Retail websites need work on their accessibility!
E-consultancy recently published an article discussing the findings from Webcredibles ecommerce accessibility for high street retailers 2010 report. Around half of the retailers fared relatively well with scores of over 60% (names like Next, Argos, B&Q and Boots) but there were sites below even 40% accessibility (Woolworths, Currys and Bodyshop). The full list of scores is featured on the report.
The main point of the article is that the trend towards becoming more accessible is actually going in the wrong direction with these top sites actually receiving overall a worse accessibility score than the previous year. The difference in this year’s score and the previous year’s score is little but it raises a number of questions with the main one being why these websites are not having the necessary work done to them to make them accessible.

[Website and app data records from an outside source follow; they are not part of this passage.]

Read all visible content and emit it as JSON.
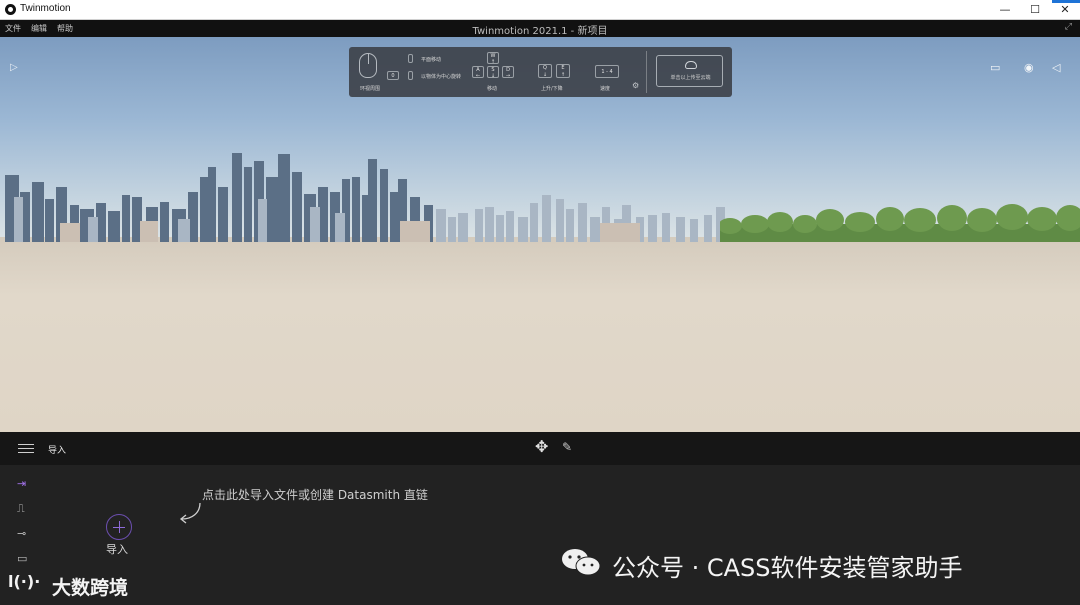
{
  "window": {
    "app_name": "Twinmotion",
    "controls": {
      "minimize": "—",
      "maximize": "☐",
      "close": "✕"
    }
  },
  "menubar": {
    "items": [
      "文件",
      "编辑",
      "帮助"
    ],
    "document_title": "Twinmotion 2021.1 - 新项目",
    "expand_icon": "⤢"
  },
  "viewport": {
    "left_toggle_icon": "▷",
    "right_tools": {
      "screen_icon": "▭",
      "eye_icon": "◉",
      "collapse_icon": "◁"
    }
  },
  "nav_help": {
    "pan_label": "平面移动",
    "orbit_label": "以物体为中心旋转",
    "look_label": "环视周围",
    "move_label": "移动",
    "updown_label": "上升/下降",
    "speed_label": "速度",
    "keys": {
      "w": "W",
      "a": "A",
      "s": "S",
      "d": "D",
      "q": "Q",
      "e": "E",
      "speed": "1 - 4",
      "mod": "0",
      "up_arrow": "↑",
      "left_arrow": "←",
      "down_arrow": "↓",
      "right_arrow": "→"
    },
    "upload_label": "单击以上传至云端",
    "gear_icon": "⚙"
  },
  "dock": {
    "section_title": "导入",
    "hint": "点击此处导入文件或创建 Datasmith 直链",
    "import_label": "导入",
    "pen_icon": "✎",
    "move_icon": "✥",
    "side_icons": [
      "⇥",
      "⎍",
      "⊸",
      "▭"
    ]
  },
  "watermarks": {
    "left_logo": "l(·)·",
    "left_text": "大数跨境",
    "right_text": "公众号 · CASS软件安装管家助手"
  },
  "colors": {
    "accent_purple": "#8d6ad8",
    "dock_bg": "#222222",
    "header_bg": "#161616"
  }
}
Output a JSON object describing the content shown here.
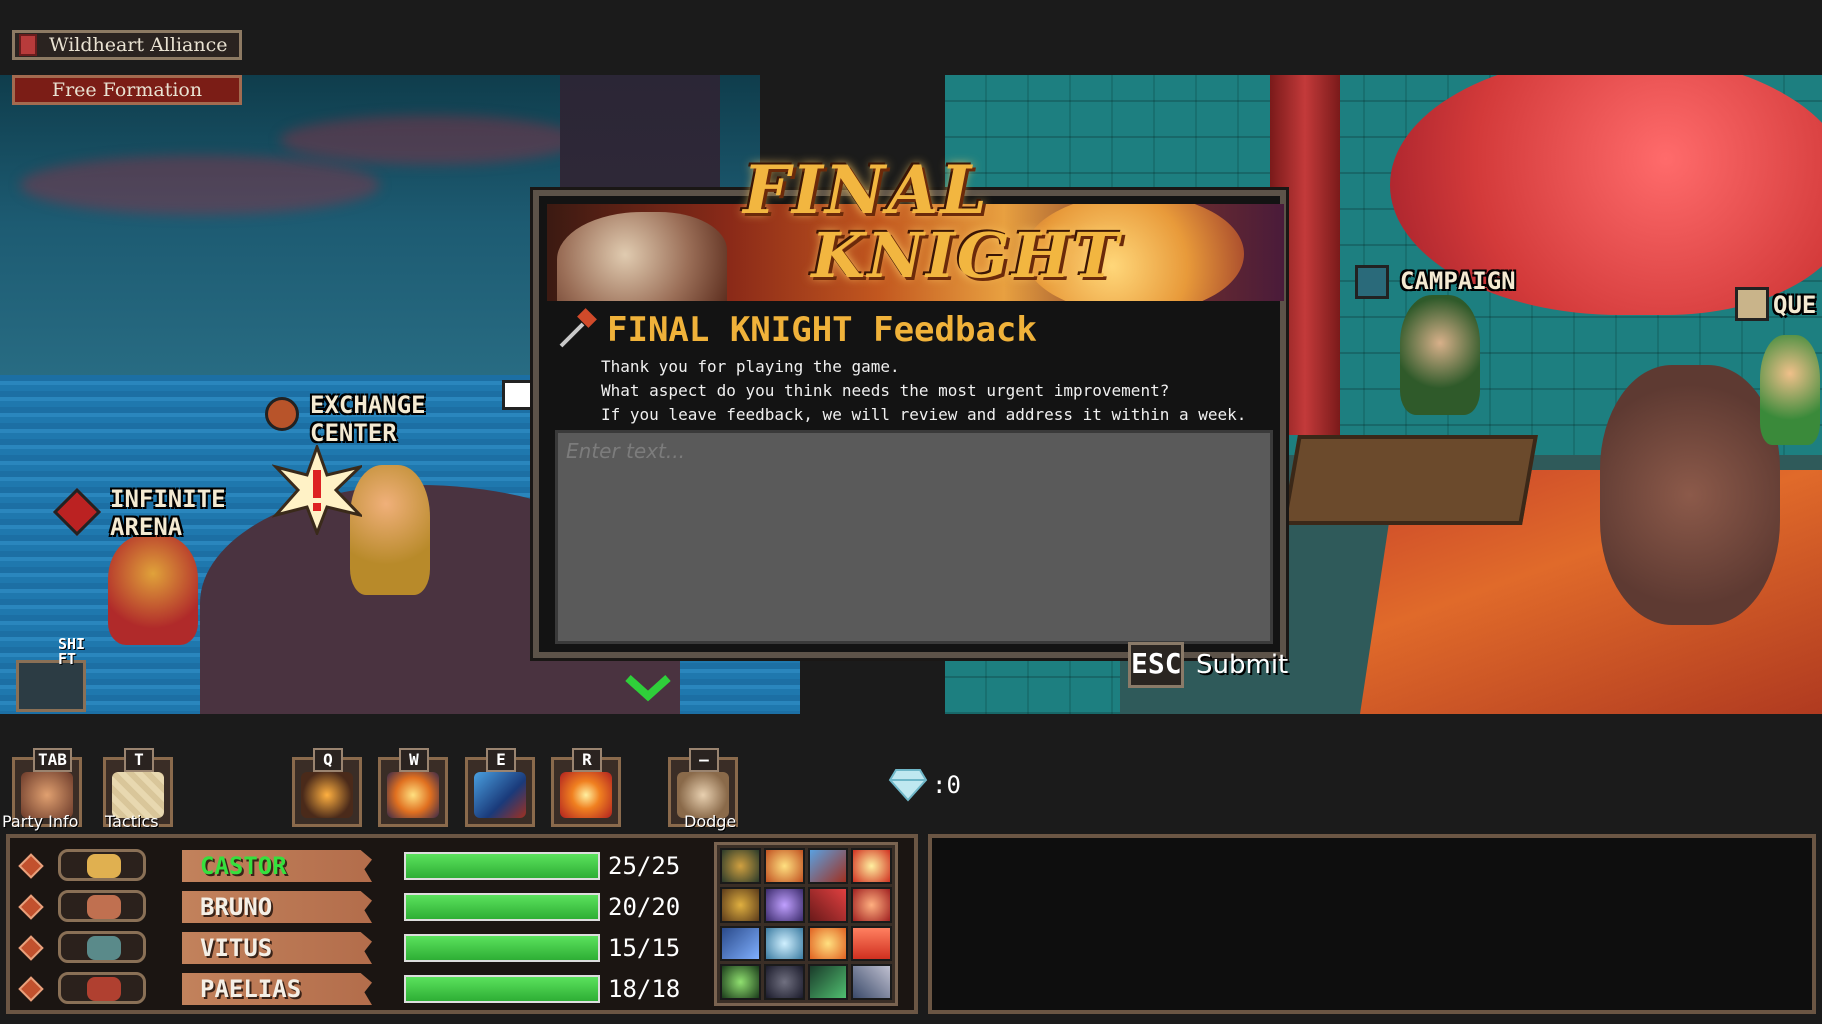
{
  "banners": {
    "alliance": "Wildheart Alliance",
    "formation": "Free Formation"
  },
  "scene": {
    "locations": {
      "exchange": "EXCHANGE\nCENTER",
      "arena": "INFINITE\nARENA",
      "campaign": "CAMPAIGN",
      "quest": "QUE"
    },
    "shift_key": "SHI\nFT"
  },
  "dialog": {
    "logo_line1": "FINAL",
    "logo_line2": "KNIGHT",
    "title": "FINAL KNIGHT Feedback",
    "message_lines": [
      "Thank you for playing the game.",
      "What aspect do you think needs the most urgent improvement?",
      "If you leave feedback, we will review and address it within a week."
    ],
    "input_placeholder": "Enter text...",
    "input_value": "",
    "esc_key": "ESC",
    "submit_label": "Submit"
  },
  "skill_bar": {
    "slots": [
      {
        "key": "TAB",
        "label": "Party Info"
      },
      {
        "key": "T",
        "label": "Tactics"
      },
      {
        "key": "Q",
        "label": ""
      },
      {
        "key": "W",
        "label": ""
      },
      {
        "key": "E",
        "label": ""
      },
      {
        "key": "R",
        "label": ""
      },
      {
        "key": "—",
        "label": "Dodge"
      }
    ],
    "gem_count": ":0"
  },
  "party": [
    {
      "name": "CASTOR",
      "hp": "25/25",
      "hp_fraction": 1.0,
      "active": true
    },
    {
      "name": "BRUNO",
      "hp": "20/20",
      "hp_fraction": 1.0,
      "active": false
    },
    {
      "name": "VITUS",
      "hp": "15/15",
      "hp_fraction": 1.0,
      "active": false
    },
    {
      "name": "PAELIAS",
      "hp": "18/18",
      "hp_fraction": 1.0,
      "active": false
    }
  ],
  "colors": {
    "title_gold": "#f0b23a",
    "active_name_green": "#36e03d",
    "hp_green": "#3fca44",
    "panel_border": "#6b5644"
  }
}
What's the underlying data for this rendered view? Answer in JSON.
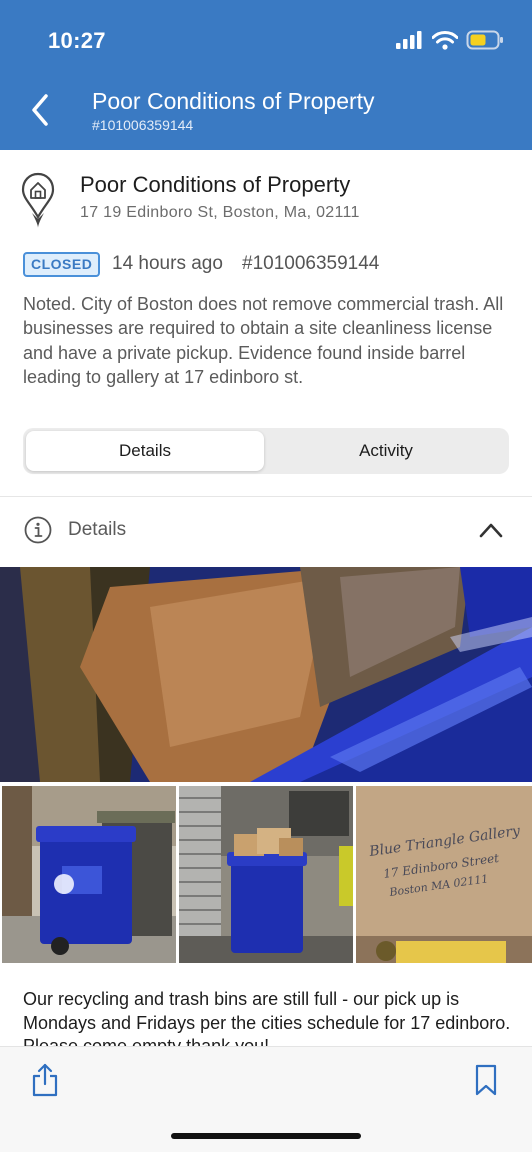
{
  "status_bar": {
    "time": "10:27"
  },
  "header": {
    "title": "Poor Conditions of Property",
    "subtitle": "#101006359144"
  },
  "summary": {
    "title": "Poor Conditions of Property",
    "address": "17 19 Edinboro St, Boston, Ma, 02111",
    "status_badge": "CLOSED",
    "time_ago": "14 hours ago",
    "case_id": "#101006359144",
    "description": "Noted. City of Boston does not remove commercial trash. All businesses are required to obtain a site cleanliness license and have a private pickup. Evidence found inside barrel leading to gallery at 17 edinboro st."
  },
  "tabs": [
    {
      "label": "Details",
      "selected": true
    },
    {
      "label": "Activity",
      "selected": false
    }
  ],
  "details_section": {
    "label": "Details",
    "expanded": true
  },
  "photos": {
    "handwritten_note": "Blue Triangle Gallery 17 Edinboro Street Boston MA 02111"
  },
  "comment": "Our recycling and trash bins are still full - our pick up is Mondays and Fridays per the cities schedule for 17 edinboro. Please come empty thank you!",
  "icons": {
    "back": "chevron-left-icon",
    "location": "map-pin-house-icon",
    "info": "info-circle-icon",
    "collapse": "chevron-up-icon",
    "share": "share-icon",
    "bookmark": "bookmark-icon"
  },
  "colors": {
    "header_bg": "#3a7ac3",
    "badge_border": "#4a90d9",
    "badge_bg": "#dfeefc",
    "accent": "#3a7ac3"
  }
}
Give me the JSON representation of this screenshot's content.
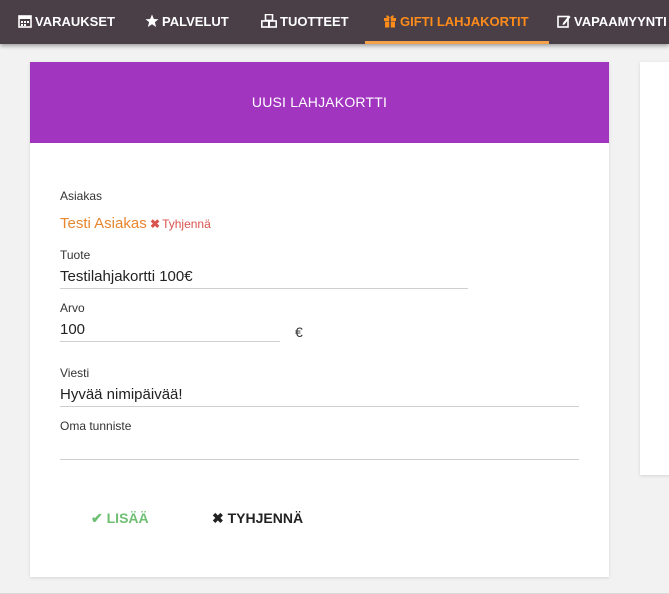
{
  "nav": {
    "items": [
      {
        "label": "VARAUKSET",
        "icon": "calendar-icon"
      },
      {
        "label": "PALVELUT",
        "icon": "star-icon"
      },
      {
        "label": "TUOTTEET",
        "icon": "cubes-icon"
      },
      {
        "label": "GIFTI LAHJAKORTIT",
        "icon": "gift-icon",
        "active": true
      },
      {
        "label": "VAPAAMYYNTI",
        "icon": "edit-icon"
      }
    ],
    "active_color": "#ff8c1a",
    "background": "#4a3f47"
  },
  "card": {
    "title": "UUSI LAHJAKORTTI",
    "header_color": "#a235c0"
  },
  "form": {
    "customer_label": "Asiakas",
    "customer_name": "Testi Asiakas",
    "customer_clear": "Tyhjennä",
    "product_label": "Tuote",
    "product_value": "Testilahjakortti 100€",
    "value_label": "Arvo",
    "value_value": "100",
    "currency": "€",
    "message_label": "Viesti",
    "message_value": "Hyvää nimipäivää!",
    "tag_label": "Oma tunniste",
    "tag_value": ""
  },
  "actions": {
    "add_label": "LISÄÄ",
    "clear_label": "TYHJENNÄ"
  }
}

Web accessibility measures websites on a whole range of criteria and essentially promotes an ease of use to the population, particularly those who suffer from some form of disability. Although it is much more than that, generally accessibility guidelines cover overall good practice for building websites. Abiding to these guidelines helps usability of the website and should ultimately lead to a better conversion for all users. So what are the guidelines?
What are the accessibility guidelines?
The guidelines vary depending on which organisation the company needs or wants to be compliant with. The most comprehensive is WCAG2 which gives detailed technical information to the developer and designer and ensures the website is accessible, user friendly, updatable, future proof and much more.
The criteria webcredible used in their report is a bit more basic and outlines 20 factors that the website should be doing. These are as follows:
1. Text is resizable and remains legible when resized
2. Descriptive page titles used
3. Information images have useful ALT text
4. Decorative images have null ALT text & aren’t links by themselves
5. Text isn’t embedded within images
6. Headings are correctly labelled as headings
7. All sections of the page have their own heading
8. Headings stand out from regular text
9. Link text makes sense out of context and is front-loaded
10. A focus state is provided for links
11. Links use a high contrast colour
12. Links employs the widest possible area
13. All lists labelled as lists
14. Skip to main content link provided
15. Decorative items not inserted through HTML code
16. CSS used for layout
17. Form label present and correctly positioned
18. Labels assigned to form items
19. Form items don’t cause auto-refresh
20. Forms effectively designed
These guidelines vary from being very easy to implement to others that require more thinking when designing a website (and for a website that already exists a potential overhaul of how it works).
Why are these companies not rushing to make their sites compliant?
The work and therefore costs involved with making the websites compliant in itself can be the main hindrance to getting them done but there are other problems. Some of the latest technology and code is not supported by the accessibility guidelines. More advanced features on websites often break the accessibility guidelines and despite being an attractive feature for a lot of people, can cause major usability issues for others.
Finally the most common problem is the trade off for having a funky designed website and the limitations that are imposed by accessibility. Whilst it is often beneficial to have the brand and website accessed by as many people as possible, the styling of the website must also represent the brand correctly.
So will we see an improvement next year towards better accessibility? The question is hard to answer because yes it should, given the economic recession and the necessity to become open to a wider market (17% more people according to e-consultancy). But this may require compromise on brand portrayal or an expensive overhaul that companies do not want to spend the money on currently. I predict we will see a rise in the compliancy of these sites but not to the levels the accessibility gurus would like to see quite yet.Tweet